Scenario #2: Not feeling well, you leave your job early and arrive home around 3:30 p.m. The side door entrance to your garage is open, but you know the wife isn't home from her job and your son's car isn't parked in the drive or at the curb. Taking your Colt Python from your belt, you ease up to the door when suddenly your 17 year old niece steps out. Shaken at first, and a little suspicious as to why she has broken into your garage, you finally relax a bit as she makes her excuses. Three days later you wake up in the intensive care ward of the local hospital, suffering from severe concussion inflicted by your niece's meth head boyfriend using the breakover bar from your 1/2" drive socket set. Your son found you when he arrived home from school. Aren't you glad you etched your name in all your tools, made it much easier for the police to track down the niece and her boyfriend. Too bad the firearm was never recovered.
Lesson learned; Never assume a burglar operates alone, or that your own relatives wouldn't steal from you. In this age of instant communication you could easily call for police assistance and wait within viewing distance of your home while they come to your aid.
Scenario #3: It's 2:47 a.m. You haven't set the alarm in months, it's such a bother and none of the neighbors have mentioned any suspicious behavior for a long time. Suddenly you and your spouse are awakened by the sound of shattering glass as the sliding door downstairs collapses inward. Having only fallen asleep a little over three hours ago, by the time you shake off the fog of sleep and grab the Beretta 9mm out of the closet, you already hear at least two voices coming down the hall. Throwing yourself into the hallway, you see two hulking shapes moving toward you, the one in front holding something in his hand and raising it in your direction.

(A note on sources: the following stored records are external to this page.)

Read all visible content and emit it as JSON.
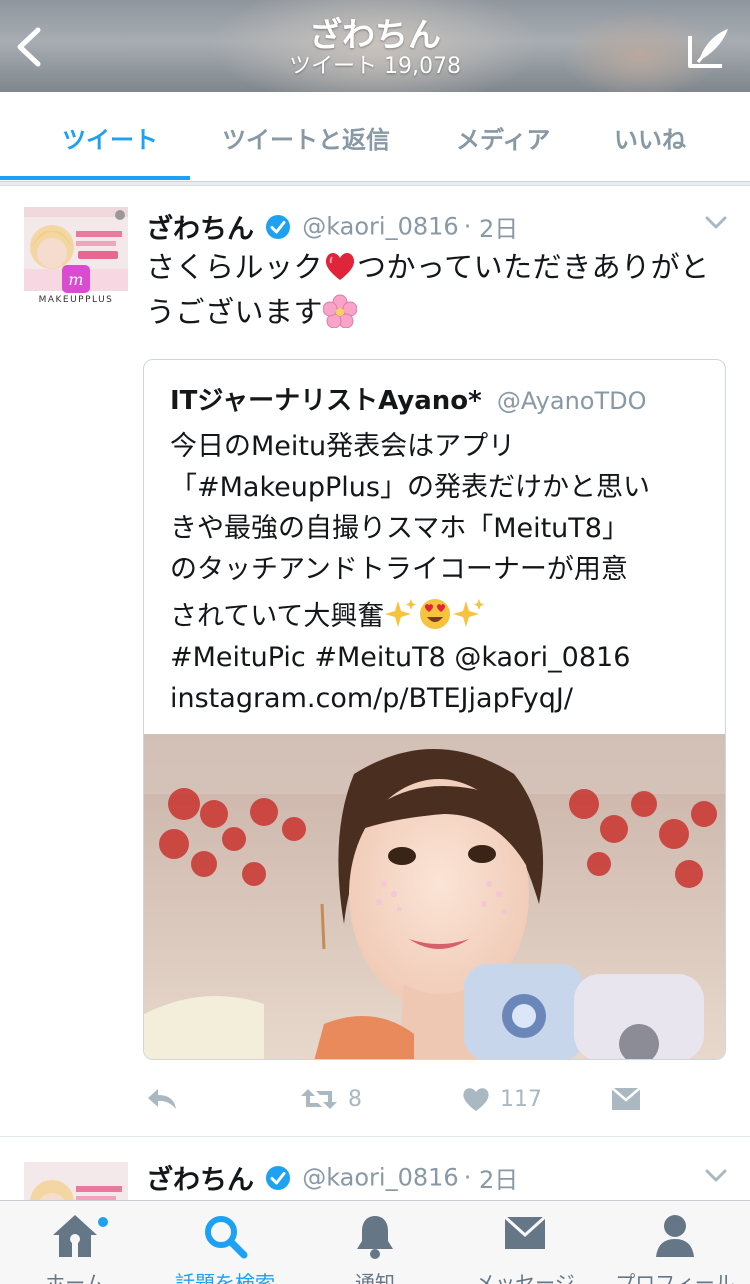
{
  "header": {
    "title": "ざわちん",
    "subtitle": "ツイート 19,078"
  },
  "tabs": [
    {
      "label": "ツイート",
      "active": true
    },
    {
      "label": "ツイートと返信",
      "active": false
    },
    {
      "label": "メディア",
      "active": false
    },
    {
      "label": "いいね",
      "active": false
    }
  ],
  "tweet": {
    "author_name": "ざわちん",
    "author_handle": "@kaori_0816",
    "time": "2日",
    "avatar_brand": "MAKEUPPLUS",
    "text_line1": "さくらルック",
    "text_line1b": "つかっていただきありがと",
    "text_line2": "うございます",
    "emoji_1": "red-heart",
    "emoji_2": "cherry-blossom",
    "quote": {
      "author_name": "ITジャーナリストAyano*",
      "author_handle": "@AyanoTDO",
      "lines": [
        "今日のMeitu発表会はアプリ",
        "「#MakeupPlus」の発表だけかと思い",
        "きや最強の自撮りスマホ「MeituT8」",
        "のタッチアンドトライコーナーが用意",
        "されていて大興奮",
        "#MeituPic #MeituT8 @kaori_0816",
        "instagram.com/p/BTEJjapFyqJ/"
      ]
    },
    "actions": {
      "reply_count": "",
      "retweet_count": "8",
      "like_count": "117"
    }
  },
  "tweet2": {
    "author_name": "ざわちん",
    "author_handle": "@kaori_0816",
    "time": "2日"
  },
  "bottom_nav": [
    {
      "label": "ホーム",
      "icon": "home-icon",
      "active": false,
      "badge": true
    },
    {
      "label": "話題を検索",
      "icon": "search-icon",
      "active": true
    },
    {
      "label": "通知",
      "icon": "bell-icon",
      "active": false
    },
    {
      "label": "メッセージ",
      "icon": "mail-icon",
      "active": false
    },
    {
      "label": "プロフィール",
      "icon": "profile-icon",
      "active": false
    }
  ],
  "colors": {
    "accent": "#1da1f2",
    "muted": "#8899a6",
    "text": "#14171a"
  }
}
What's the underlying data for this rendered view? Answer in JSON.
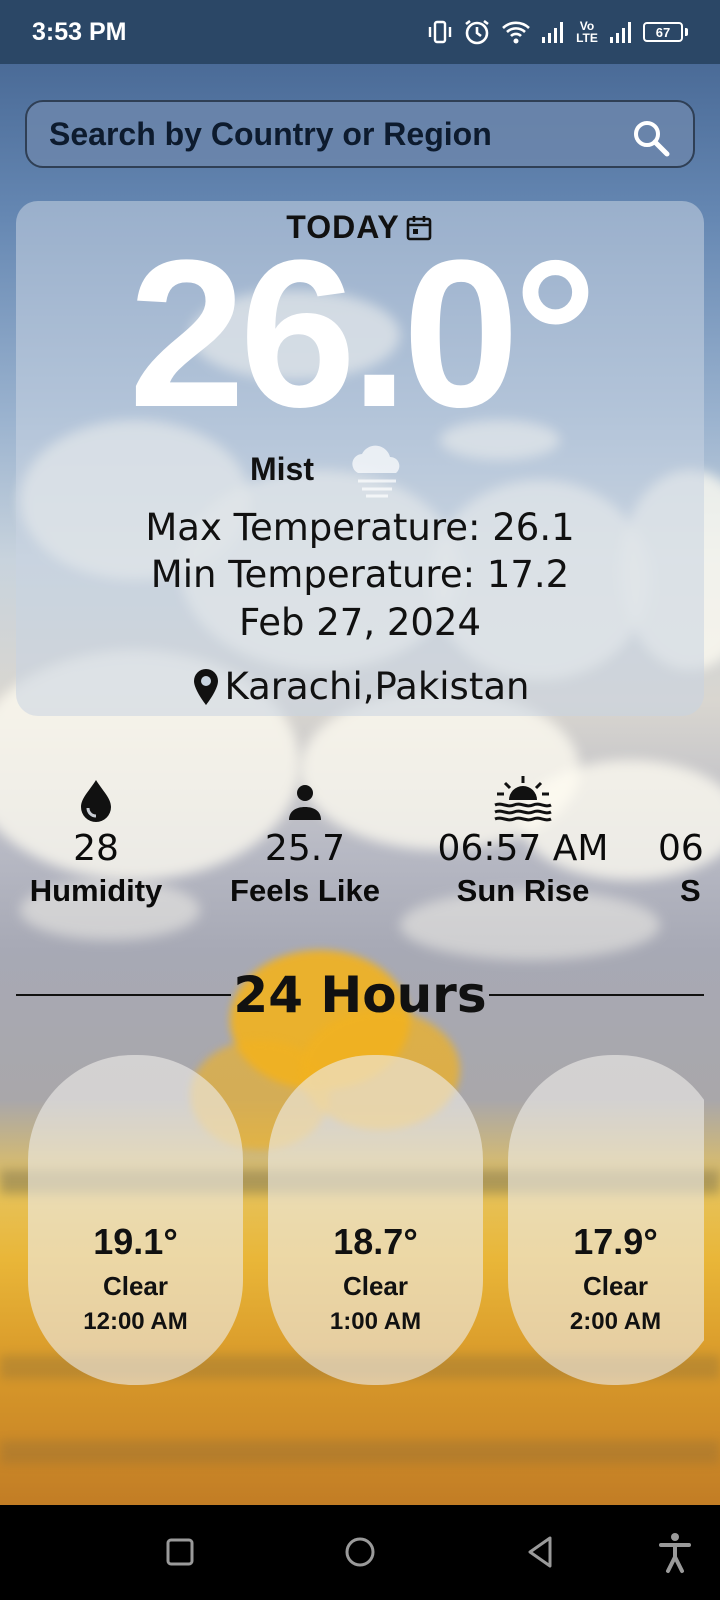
{
  "status_bar": {
    "time": "3:53 PM",
    "battery": "67",
    "network_label": "Vo LTE",
    "icons": [
      "vibrate-icon",
      "alarm-icon",
      "wifi-icon",
      "signal-icon",
      "volte-icon",
      "signal-icon",
      "battery-icon"
    ]
  },
  "search": {
    "placeholder": "Search by Country or Region",
    "icon": "search-icon"
  },
  "today": {
    "label": "TODAY",
    "temperature": "26.0°",
    "condition": "Mist",
    "max_temp": "Max Temperature: 26.1",
    "min_temp": "Min Temperature: 17.2",
    "date": "Feb 27, 2024",
    "location": "Karachi,Pakistan"
  },
  "stats": [
    {
      "icon": "water-drop-icon",
      "value": "28",
      "label": "Humidity"
    },
    {
      "icon": "person-icon",
      "value": "25.7",
      "label": "Feels Like"
    },
    {
      "icon": "sunrise-icon",
      "value": "06:57 AM",
      "label": "Sun Rise"
    },
    {
      "icon": "sunset-icon",
      "value": "06",
      "label": "S"
    }
  ],
  "hourly": {
    "title": "24 Hours",
    "items": [
      {
        "icon": "moon-icon",
        "temp": "19.1°",
        "condition": "Clear",
        "time": "12:00 AM"
      },
      {
        "icon": "moon-icon",
        "temp": "18.7°",
        "condition": "Clear",
        "time": "1:00 AM"
      },
      {
        "icon": "moon-icon",
        "temp": "17.9°",
        "condition": "Clear",
        "time": "2:00 AM"
      }
    ]
  },
  "colors": {
    "status_bar": "#2b4766",
    "accent_moon": "#1a5fd1"
  }
}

You begin firing your weapon, not even aware you fire ten shots into his torso before he finally succumbs and drops to the floor. Meanwhile his accomplice races back down the stairs and is into the night, never to be identified. When you turn on the lights, you find that what you thought might be a gun in this strangers hand was no more than a hammer. A deadly weapon for sure, but you are wracked with guilt, thinking you might not have had to kill him if you had seen the hammer for what it was. Not to worry though, the death of this man is ruled justified, and you breathe a sigh of relief, ready to get on with your life. That is until his family takes you to civil court, where you eventually do get a court ruling in your favor. In the mean time, legal debts skyrocket, your friends and neighbors avoid you, your co-workers call you "Killer". You and your family are afraid to stay in the home you worked so hard for. And you always wonder if the accomplice is someone you know, someone you see every day, someone waiting to even the score. Never have you kept your gun so close by and at the same time wished you had never seen it.
Lesson learned; Even when you do it right it can haunt you forever.
The three scenarios above are purely examples of possibilities. They each could have ended any number of different ways. The telling of this is by no means meant to discourage gun ownership, but to stress that using a gun as a means of self defense or defense of others involves more than being able to place holes close together on paper targets.Your own mind being prepared, staying alert and as calm as possible, ready to act in the most appropriate way is primary to any highly dangerous circumstance you find yourself in. In the event you find yourself endangered by someone who is armed, your gun is secondary, but should be one you are comfortable and confident with. It has been said, "The best gun to have in a gunfight is the one you have with you." May it never need taken from it's holster.
(images from web sources)